I mean, this is the type of question that is more suited for a google search than an AskScience question. See for example:
They are semiconductors with a band gap that absorb photons to create an electron-hole pair which are then separated and swept to opposite ends of the device (due to their different charges) and collected at metal contacts. The sweeping is accomplished by a built-in electric field due to a pn-junction.
If you have a more specific question you can ask but beyond that I'd send you to the enormous bounty of introductory sources freely available on the internet.
For silicon or perovskite solar-electric panels the process works approximately like this:

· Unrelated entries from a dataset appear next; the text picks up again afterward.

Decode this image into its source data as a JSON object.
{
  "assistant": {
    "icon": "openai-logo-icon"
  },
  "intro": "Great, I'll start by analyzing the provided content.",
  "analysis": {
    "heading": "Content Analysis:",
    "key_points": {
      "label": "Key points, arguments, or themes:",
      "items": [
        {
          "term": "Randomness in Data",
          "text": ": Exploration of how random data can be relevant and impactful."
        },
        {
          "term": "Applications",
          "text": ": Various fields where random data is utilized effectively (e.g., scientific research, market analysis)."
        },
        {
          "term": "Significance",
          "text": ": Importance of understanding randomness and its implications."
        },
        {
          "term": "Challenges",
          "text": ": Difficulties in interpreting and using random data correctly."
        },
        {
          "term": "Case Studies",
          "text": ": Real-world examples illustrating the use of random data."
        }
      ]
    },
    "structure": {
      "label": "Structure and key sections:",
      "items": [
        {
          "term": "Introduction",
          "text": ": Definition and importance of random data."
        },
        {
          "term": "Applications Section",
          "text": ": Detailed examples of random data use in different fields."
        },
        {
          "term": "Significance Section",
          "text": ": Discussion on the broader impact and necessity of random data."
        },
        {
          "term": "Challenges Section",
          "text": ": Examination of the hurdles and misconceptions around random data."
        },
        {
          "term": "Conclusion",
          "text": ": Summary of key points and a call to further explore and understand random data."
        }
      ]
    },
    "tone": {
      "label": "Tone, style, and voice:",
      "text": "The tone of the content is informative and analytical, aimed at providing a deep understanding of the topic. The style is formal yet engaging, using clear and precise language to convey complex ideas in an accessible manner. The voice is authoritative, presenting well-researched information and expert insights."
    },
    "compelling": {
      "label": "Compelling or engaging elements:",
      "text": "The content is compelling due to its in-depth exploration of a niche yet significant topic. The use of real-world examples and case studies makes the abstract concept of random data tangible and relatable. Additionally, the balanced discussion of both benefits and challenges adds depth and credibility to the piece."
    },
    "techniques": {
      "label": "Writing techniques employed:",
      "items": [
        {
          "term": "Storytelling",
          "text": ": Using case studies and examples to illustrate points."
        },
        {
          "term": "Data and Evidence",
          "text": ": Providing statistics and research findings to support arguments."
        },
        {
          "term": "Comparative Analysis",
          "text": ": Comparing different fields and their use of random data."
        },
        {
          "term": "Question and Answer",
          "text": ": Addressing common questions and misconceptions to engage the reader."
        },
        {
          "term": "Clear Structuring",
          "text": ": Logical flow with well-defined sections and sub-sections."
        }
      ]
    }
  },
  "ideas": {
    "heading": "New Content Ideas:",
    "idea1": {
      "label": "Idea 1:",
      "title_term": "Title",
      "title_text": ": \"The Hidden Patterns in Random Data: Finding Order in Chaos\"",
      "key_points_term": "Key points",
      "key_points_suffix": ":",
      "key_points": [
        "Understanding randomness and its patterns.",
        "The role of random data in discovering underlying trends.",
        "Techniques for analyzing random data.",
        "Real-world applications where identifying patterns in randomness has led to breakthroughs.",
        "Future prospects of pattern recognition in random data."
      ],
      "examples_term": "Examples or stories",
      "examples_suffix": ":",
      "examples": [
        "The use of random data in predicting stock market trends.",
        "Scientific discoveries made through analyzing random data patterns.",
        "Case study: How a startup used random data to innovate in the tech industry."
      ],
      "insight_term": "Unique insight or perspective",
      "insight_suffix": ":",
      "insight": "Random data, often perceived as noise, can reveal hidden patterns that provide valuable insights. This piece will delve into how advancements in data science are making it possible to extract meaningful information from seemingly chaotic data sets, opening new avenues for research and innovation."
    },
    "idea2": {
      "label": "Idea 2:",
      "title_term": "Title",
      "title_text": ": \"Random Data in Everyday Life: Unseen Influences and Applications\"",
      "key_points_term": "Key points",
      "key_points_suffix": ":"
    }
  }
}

Photon comes in and hits the material. This puts an electron into a mobile, excited state in the material, and leaves a hole behind. The electron-hole pair is separated by an electric field (either p-n junction or ferroelectric material, mostly). Now you just have to recombine your electrons through a long wire. At this point the panel provides dc electricity with a fixed maximum voltage.